The great thing about mocking up a website in Photoshop is the pixel perfection you achieve. An idealized version of a website manifested into spectacular glowing pixels that represents every minute detail your designer brain was able to dream up. The problem with mock-ups is that they aren’t real, and they’re immune to the influence of real life, to real users. This is one of the problems I see with Facebook’s beautiful new homepage redesign.
Yesterday, the social network debuted a brand new homepage touting “Goodbye Clutter” as their motto, and they certainly mean it. The homepage has been completely rethought and cleaned up, evolving the newsfeed into a crisp and clear timeline of activities. From a design and UI standpoint it’s near perfect. Perfect isn’t the only word I’d use though, I’d also describe the page as “idealized.”
To start, I think there are two glaring pieces that I think are missing from this: chaos and ads. When I say chaos I’m implying anything that a user may upload or create, be it photos, video, status updates, comments, etc. The idealized mock up there is missing the chaos that inhabits any social media site, the chaos that our lives create. You can’t control it, you can only try to create well laid out templates that will hopefully do a nice job of organizing it. There’s also no ads, which could be troublesome. Are they in the right sidebar or are there even more ads in the stream? I understand it’s a free service and it’s ad supported, but still, ads suck and no one likes them. I guess at this point we should consider ads as a part of the chaos. What they’re advertising is utopia, what you get is… still yet to be seen.
From a UX stand point I’m not sure if this design will be a success with “real people.” I have this theory that a lot of people don’t care about design, they just want a bunch of random shit to look at when they’re bored. Two great examples: Pinterest and Buzzfeed. No good designer would purposefully create such chaotic websites but damn are they popular, there’s no denying that. But I’d also describe them as a a designer worst nightmare.
What they have going for them is an intense density of information. I believe that this information density is exactly what real people want. They want distractions from whatever they’re supposed doing, not a clean design that’s been expertly crafted by the finest designers in the country. Now, I could totally be wrong about this because there’s one big exception to this rule: Tumblr. Tumblr, designed by Peter Vidani and his team, is controlled chaos at it’s finest. And what does this new Facebook iteration look an awful lot like? You got it, Tumblr.

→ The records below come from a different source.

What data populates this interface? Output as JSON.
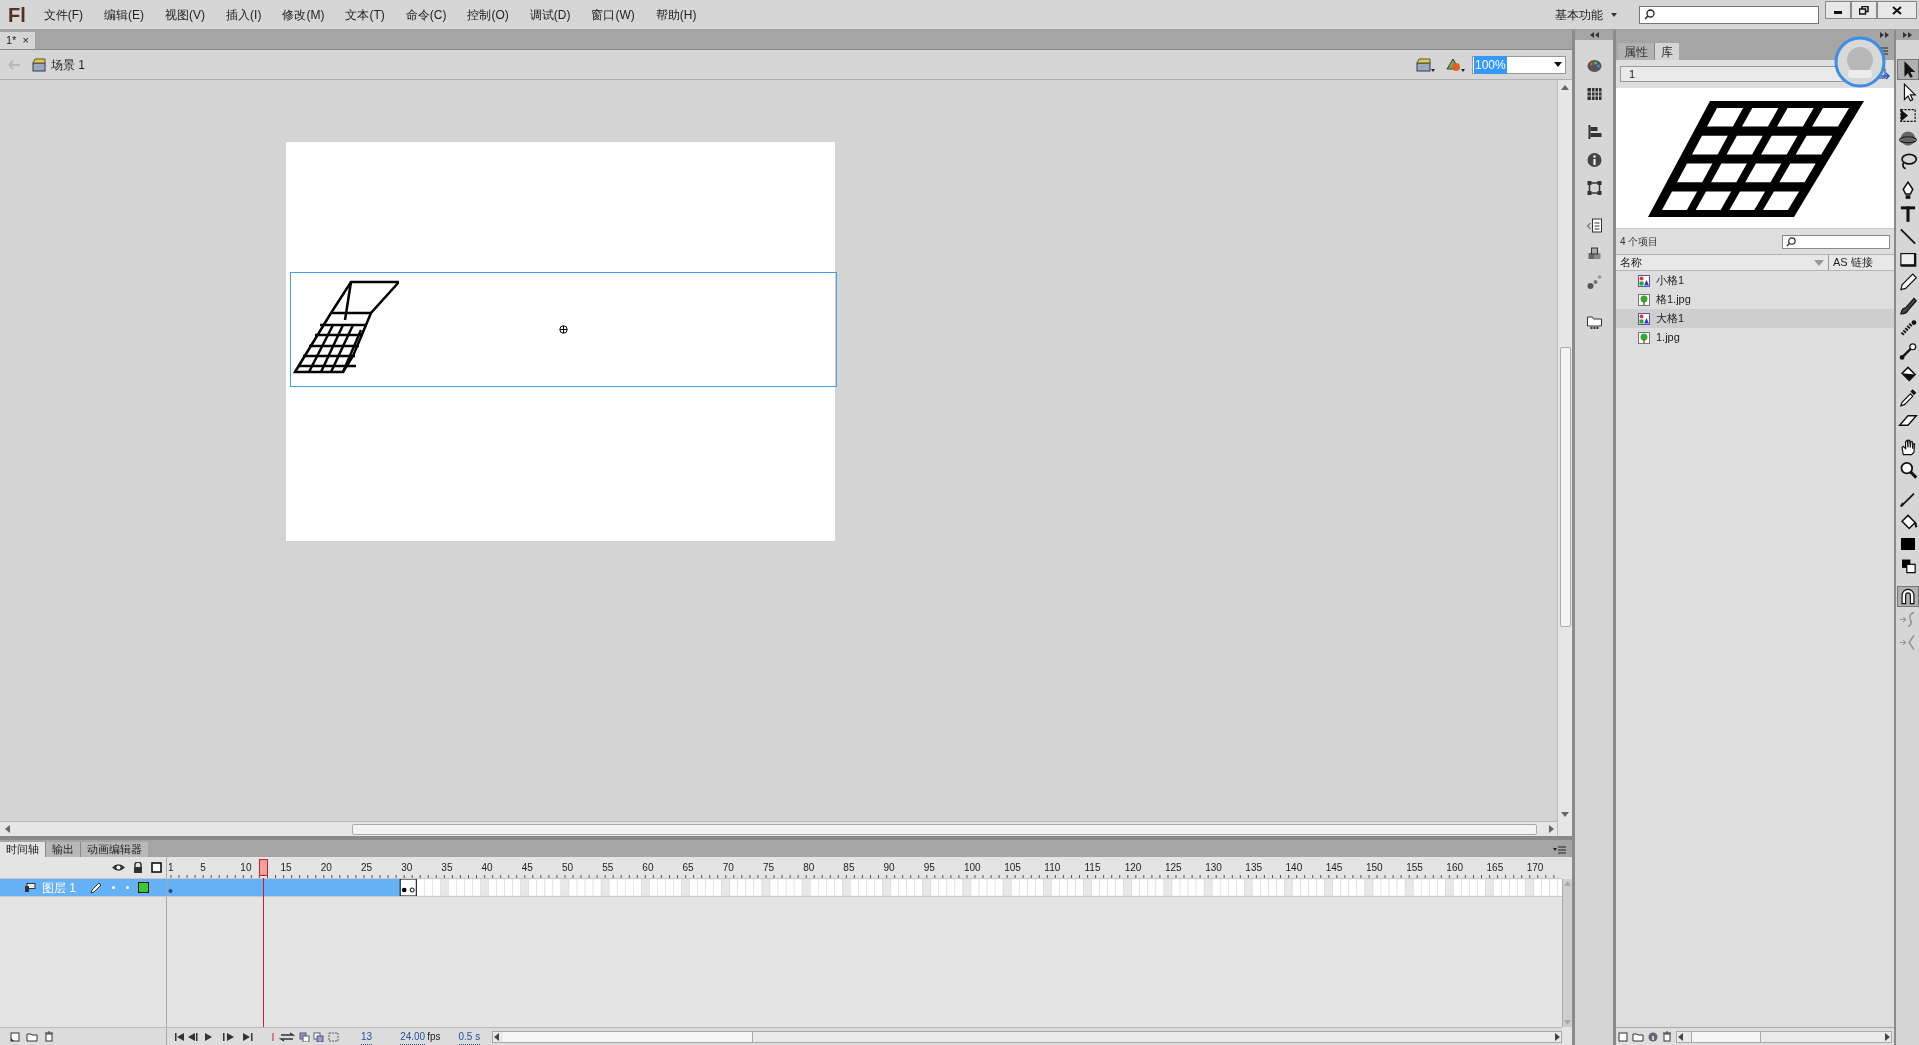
{
  "app": {
    "logo": "Fl",
    "menu": [
      "文件(F)",
      "编辑(E)",
      "视图(V)",
      "插入(I)",
      "修改(M)",
      "文本(T)",
      "命令(C)",
      "控制(O)",
      "调试(D)",
      "窗口(W)",
      "帮助(H)"
    ],
    "workspace": "基本功能"
  },
  "document_tabs": [
    {
      "label": "1*",
      "close": "×",
      "selected": true
    }
  ],
  "edit_bar": {
    "scene": "场景 1",
    "zoom": "100%"
  },
  "library": {
    "tabs": [
      {
        "label": "属性",
        "selected": false
      },
      {
        "label": "库",
        "selected": true
      }
    ],
    "document": "1",
    "item_count": "4 个项目",
    "columns": [
      "名称",
      "AS 链接"
    ],
    "items": [
      {
        "name": "小格1",
        "kind": "symbol",
        "selected": false
      },
      {
        "name": "格1.jpg",
        "kind": "bitmap",
        "selected": false
      },
      {
        "name": "大格1",
        "kind": "symbol",
        "selected": true
      },
      {
        "name": "1.jpg",
        "kind": "bitmap",
        "selected": false
      }
    ]
  },
  "timeline": {
    "tabs": [
      {
        "label": "时间轴",
        "selected": true
      },
      {
        "label": "输出",
        "selected": false
      },
      {
        "label": "动画编辑器",
        "selected": false
      }
    ],
    "ruler": [
      "1",
      "5",
      "10",
      "15",
      "20",
      "25",
      "30",
      "35",
      "40",
      "45",
      "50",
      "55",
      "60",
      "65",
      "70",
      "75",
      "80",
      "85",
      "90",
      "95",
      "100",
      "105",
      "110",
      "115",
      "120",
      "125",
      "130",
      "135",
      "140",
      "145",
      "150",
      "155",
      "160",
      "165",
      "170"
    ],
    "layers": [
      {
        "name": "图层 1",
        "selected": true,
        "color": "#33cc33"
      }
    ],
    "current_frame": "13",
    "fps": "24.00",
    "fps_unit": "fps",
    "elapsed": "0.5 s"
  },
  "tools": [
    {
      "kind": "arrow",
      "selected": true
    },
    {
      "kind": "subselect",
      "selected": false
    },
    {
      "kind": "transform",
      "selected": false
    },
    {
      "kind": "sphere",
      "selected": false
    },
    {
      "kind": "lasso",
      "selected": false
    },
    {
      "kind": "pen",
      "selected": false
    },
    {
      "kind": "text",
      "selected": false
    },
    {
      "kind": "line",
      "selected": false
    },
    {
      "kind": "rect",
      "selected": false
    },
    {
      "kind": "pencil",
      "selected": false
    },
    {
      "kind": "brush",
      "selected": false
    },
    {
      "kind": "spray",
      "selected": false
    },
    {
      "kind": "bone",
      "selected": false
    },
    {
      "kind": "bucket",
      "selected": false
    },
    {
      "kind": "dropper",
      "selected": false
    },
    {
      "kind": "eraser",
      "selected": false
    },
    {
      "kind": "hand",
      "selected": false
    },
    {
      "kind": "zoom",
      "selected": false
    },
    {
      "kind": "stroke",
      "selected": false
    },
    {
      "kind": "fillbucket",
      "selected": false
    },
    {
      "kind": "swatch",
      "selected": false
    },
    {
      "kind": "swap",
      "selected": false
    },
    {
      "kind": "snap",
      "selected": true
    },
    {
      "kind": "smooth",
      "selected": false
    },
    {
      "kind": "straighten",
      "selected": false
    }
  ]
}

I sincerely hope this redesign is successful. It’s extremely well designed and the interface has been stripped down to the bare essentials. Hopefully the experience of using it is just as lovely as the design itself. I’m on the waiting list (ugh, yes another stupid waiting list), so I guess I’ll see for myself soon enough.